═════ INFORMATION SHOWN

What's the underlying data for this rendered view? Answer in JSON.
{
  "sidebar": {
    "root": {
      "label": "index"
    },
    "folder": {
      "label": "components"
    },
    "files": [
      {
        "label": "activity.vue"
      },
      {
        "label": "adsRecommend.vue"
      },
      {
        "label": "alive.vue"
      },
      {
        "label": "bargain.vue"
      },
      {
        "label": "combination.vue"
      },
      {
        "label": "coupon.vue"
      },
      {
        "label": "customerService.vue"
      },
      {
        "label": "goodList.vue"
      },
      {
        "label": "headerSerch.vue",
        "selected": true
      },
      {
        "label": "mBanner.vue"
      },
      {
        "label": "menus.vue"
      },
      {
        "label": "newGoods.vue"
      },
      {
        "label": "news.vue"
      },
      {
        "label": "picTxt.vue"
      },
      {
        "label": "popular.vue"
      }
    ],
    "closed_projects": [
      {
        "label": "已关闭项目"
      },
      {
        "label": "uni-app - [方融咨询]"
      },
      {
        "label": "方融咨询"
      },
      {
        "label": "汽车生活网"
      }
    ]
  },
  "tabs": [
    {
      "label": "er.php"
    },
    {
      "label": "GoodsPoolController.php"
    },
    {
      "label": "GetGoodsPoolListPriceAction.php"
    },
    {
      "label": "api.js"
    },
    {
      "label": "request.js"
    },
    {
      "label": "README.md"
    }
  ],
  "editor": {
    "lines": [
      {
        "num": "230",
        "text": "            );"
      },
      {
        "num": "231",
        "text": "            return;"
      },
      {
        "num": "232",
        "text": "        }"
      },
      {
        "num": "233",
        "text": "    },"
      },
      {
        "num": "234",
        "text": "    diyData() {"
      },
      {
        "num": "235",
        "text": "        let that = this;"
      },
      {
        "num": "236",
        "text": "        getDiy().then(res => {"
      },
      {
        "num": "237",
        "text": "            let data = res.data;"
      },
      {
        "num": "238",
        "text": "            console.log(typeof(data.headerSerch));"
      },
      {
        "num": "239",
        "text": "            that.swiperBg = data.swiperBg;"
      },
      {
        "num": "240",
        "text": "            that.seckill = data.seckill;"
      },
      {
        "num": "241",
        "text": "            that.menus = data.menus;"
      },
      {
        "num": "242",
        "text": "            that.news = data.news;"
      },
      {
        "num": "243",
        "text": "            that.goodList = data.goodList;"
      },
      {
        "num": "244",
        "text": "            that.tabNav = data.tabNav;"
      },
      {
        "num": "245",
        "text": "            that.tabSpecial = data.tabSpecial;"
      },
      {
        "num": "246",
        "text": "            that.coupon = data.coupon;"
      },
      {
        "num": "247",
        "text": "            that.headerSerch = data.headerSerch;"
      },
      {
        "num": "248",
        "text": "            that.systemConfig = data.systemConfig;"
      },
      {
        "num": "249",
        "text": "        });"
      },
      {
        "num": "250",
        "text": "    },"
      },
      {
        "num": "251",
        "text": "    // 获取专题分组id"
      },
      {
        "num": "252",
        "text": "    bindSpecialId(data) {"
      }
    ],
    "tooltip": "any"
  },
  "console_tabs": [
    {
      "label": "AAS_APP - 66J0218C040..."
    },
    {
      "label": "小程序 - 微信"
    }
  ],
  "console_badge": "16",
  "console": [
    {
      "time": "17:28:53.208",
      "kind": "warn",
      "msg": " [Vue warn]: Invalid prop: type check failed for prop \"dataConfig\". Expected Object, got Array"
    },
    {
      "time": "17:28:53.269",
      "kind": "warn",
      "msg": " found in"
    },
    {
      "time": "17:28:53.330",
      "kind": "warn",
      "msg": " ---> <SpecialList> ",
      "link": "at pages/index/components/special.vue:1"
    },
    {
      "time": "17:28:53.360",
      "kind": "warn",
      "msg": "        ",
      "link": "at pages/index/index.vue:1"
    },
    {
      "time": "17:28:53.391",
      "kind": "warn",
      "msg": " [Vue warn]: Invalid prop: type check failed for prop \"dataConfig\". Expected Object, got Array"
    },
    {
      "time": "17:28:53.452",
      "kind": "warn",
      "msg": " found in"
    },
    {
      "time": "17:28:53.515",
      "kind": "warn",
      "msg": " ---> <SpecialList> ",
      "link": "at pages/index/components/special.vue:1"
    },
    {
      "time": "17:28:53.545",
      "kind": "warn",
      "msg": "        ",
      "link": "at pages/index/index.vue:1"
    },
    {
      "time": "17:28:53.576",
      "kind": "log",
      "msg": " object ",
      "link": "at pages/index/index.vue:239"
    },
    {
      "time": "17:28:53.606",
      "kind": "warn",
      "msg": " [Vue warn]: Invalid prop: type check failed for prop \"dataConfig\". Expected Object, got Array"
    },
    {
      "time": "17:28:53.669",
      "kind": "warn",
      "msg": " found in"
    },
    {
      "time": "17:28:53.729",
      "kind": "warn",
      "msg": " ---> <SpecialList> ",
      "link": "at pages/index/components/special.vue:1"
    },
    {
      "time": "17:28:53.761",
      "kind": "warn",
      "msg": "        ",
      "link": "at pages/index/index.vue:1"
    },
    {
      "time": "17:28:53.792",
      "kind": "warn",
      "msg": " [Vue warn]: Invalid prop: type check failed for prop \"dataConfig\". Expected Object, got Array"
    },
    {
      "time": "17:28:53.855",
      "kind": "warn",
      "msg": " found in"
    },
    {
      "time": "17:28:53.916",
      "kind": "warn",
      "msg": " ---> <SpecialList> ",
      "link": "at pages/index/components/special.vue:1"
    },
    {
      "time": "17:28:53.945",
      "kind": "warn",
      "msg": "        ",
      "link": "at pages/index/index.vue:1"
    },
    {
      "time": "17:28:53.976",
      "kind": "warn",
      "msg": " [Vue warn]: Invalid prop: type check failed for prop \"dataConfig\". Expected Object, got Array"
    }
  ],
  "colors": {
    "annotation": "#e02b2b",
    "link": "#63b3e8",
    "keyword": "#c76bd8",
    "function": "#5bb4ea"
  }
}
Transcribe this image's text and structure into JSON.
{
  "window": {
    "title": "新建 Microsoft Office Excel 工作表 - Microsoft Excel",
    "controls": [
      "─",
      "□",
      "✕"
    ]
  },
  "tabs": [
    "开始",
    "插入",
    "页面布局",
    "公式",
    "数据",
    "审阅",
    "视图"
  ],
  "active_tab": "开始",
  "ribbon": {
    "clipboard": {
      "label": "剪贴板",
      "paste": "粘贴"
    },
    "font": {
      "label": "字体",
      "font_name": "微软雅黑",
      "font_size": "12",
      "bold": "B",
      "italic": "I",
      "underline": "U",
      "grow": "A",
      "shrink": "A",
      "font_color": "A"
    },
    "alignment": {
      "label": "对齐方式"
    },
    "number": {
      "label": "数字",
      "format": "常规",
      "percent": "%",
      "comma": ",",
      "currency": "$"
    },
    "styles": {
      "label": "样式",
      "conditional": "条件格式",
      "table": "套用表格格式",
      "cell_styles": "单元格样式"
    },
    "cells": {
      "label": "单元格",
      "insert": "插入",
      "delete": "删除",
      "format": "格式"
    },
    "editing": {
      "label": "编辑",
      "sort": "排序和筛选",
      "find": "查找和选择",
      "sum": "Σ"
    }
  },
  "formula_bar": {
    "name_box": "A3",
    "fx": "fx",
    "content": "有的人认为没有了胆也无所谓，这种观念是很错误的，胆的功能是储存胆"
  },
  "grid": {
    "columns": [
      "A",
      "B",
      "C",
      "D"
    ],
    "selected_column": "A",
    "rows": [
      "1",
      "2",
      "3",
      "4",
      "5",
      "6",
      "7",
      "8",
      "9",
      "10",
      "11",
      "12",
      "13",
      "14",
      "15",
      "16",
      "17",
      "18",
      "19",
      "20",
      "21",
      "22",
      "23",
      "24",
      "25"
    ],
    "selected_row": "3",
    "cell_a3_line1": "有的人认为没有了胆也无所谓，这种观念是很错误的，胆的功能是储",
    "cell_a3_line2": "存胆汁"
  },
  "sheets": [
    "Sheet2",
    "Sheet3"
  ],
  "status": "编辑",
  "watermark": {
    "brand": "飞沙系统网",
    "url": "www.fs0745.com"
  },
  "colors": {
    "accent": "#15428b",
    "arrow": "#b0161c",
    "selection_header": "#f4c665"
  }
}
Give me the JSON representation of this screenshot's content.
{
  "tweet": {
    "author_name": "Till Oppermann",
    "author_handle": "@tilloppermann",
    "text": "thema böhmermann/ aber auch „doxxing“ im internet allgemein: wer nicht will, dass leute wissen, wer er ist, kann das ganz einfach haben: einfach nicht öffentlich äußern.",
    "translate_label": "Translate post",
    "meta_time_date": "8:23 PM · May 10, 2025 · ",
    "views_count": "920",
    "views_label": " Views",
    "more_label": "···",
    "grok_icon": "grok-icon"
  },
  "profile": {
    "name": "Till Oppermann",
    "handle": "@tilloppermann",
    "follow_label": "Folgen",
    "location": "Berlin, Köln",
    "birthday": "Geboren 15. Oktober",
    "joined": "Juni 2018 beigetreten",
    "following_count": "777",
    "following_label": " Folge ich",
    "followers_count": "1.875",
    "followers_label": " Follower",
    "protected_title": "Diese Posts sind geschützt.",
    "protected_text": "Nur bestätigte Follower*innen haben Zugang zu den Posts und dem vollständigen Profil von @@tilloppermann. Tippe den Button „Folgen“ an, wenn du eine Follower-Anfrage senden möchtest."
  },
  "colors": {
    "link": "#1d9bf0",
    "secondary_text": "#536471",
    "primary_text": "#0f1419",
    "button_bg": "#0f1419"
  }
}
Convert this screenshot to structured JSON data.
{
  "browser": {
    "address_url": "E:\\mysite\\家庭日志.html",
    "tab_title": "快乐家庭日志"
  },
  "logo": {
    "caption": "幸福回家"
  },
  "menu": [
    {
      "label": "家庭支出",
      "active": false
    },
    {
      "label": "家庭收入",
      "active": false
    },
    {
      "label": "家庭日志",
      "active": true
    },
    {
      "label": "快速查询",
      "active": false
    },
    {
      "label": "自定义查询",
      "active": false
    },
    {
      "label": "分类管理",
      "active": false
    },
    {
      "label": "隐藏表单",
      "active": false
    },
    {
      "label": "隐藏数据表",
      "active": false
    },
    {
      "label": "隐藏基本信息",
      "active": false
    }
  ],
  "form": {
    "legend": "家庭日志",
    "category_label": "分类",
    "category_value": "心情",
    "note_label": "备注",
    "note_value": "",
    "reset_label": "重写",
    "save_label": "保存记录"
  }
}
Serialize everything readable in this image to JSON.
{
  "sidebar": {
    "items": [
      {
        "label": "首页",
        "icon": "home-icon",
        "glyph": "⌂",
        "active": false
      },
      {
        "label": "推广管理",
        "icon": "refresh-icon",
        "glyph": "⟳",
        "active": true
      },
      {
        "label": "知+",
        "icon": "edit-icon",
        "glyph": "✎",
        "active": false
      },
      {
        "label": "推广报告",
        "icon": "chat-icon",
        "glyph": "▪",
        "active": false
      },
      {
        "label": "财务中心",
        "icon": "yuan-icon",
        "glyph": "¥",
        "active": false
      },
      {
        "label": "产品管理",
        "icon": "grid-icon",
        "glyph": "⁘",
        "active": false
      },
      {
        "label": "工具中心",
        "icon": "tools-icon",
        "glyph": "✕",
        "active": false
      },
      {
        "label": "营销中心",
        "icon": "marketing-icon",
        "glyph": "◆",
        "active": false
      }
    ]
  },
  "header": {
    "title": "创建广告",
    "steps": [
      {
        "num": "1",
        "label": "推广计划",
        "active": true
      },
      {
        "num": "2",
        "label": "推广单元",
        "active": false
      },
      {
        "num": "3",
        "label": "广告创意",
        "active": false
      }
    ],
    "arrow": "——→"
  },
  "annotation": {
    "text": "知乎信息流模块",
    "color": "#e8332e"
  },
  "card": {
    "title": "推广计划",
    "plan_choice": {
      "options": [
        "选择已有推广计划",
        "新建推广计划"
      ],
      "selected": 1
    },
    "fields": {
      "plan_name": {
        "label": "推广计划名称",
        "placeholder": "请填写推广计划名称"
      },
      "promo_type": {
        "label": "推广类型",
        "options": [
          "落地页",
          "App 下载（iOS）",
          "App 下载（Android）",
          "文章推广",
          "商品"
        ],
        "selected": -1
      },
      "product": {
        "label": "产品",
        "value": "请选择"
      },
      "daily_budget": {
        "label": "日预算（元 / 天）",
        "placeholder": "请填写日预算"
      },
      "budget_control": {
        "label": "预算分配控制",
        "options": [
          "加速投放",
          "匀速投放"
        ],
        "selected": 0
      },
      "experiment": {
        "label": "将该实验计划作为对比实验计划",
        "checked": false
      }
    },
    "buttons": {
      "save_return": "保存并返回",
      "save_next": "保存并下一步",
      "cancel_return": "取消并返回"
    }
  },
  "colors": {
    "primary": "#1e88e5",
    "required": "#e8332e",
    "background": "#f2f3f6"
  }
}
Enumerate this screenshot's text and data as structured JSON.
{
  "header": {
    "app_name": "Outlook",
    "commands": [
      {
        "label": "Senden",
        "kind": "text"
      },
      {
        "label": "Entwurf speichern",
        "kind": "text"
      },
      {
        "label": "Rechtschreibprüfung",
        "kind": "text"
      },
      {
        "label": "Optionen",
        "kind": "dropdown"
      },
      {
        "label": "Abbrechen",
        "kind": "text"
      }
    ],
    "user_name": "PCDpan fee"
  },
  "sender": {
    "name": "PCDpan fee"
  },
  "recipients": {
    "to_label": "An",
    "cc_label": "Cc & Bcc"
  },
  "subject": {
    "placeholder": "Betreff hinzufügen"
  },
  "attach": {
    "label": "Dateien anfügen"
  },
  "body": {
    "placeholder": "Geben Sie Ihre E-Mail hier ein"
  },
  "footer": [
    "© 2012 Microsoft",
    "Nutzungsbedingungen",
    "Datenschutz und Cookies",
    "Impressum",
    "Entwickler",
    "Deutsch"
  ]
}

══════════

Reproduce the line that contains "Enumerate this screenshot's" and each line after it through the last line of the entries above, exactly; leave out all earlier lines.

• _ANSWER FOR THIS EXERCISE_
Enumerate this screenshot's text and data as structured JSON.
{
  "header": {
    "app_name": "Outlook",
    "commands": [
      {
        "label": "Senden",
        "kind": "text"
      },
      {
        "label": "Entwurf speichern",
        "kind": "text"
      },
      {
        "label": "Rechtschreibprüfung",
        "kind": "text"
      },
      {
        "label": "Optionen",
        "kind": "dropdown"
      },
      {
        "label": "Abbrechen",
        "kind": "text"
      }
    ],
    "user_name": "PCDpan fee"
  },
  "sender": {
    "name": "PCDpan fee"
  },
  "recipients": {
    "to_label": "An",
    "cc_label": "Cc & Bcc"
  },
  "subject": {
    "placeholder": "Betreff hinzufügen"
  },
  "attach": {
    "label": "Dateien anfügen"
  },
  "body": {
    "placeholder": "Geben Sie Ihre E-Mail hier ein"
  },
  "footer": [
    "© 2012 Microsoft",
    "Nutzungsbedingungen",
    "Datenschutz und Cookies",
    "Impressum",
    "Entwickler",
    "Deutsch"
  ]
}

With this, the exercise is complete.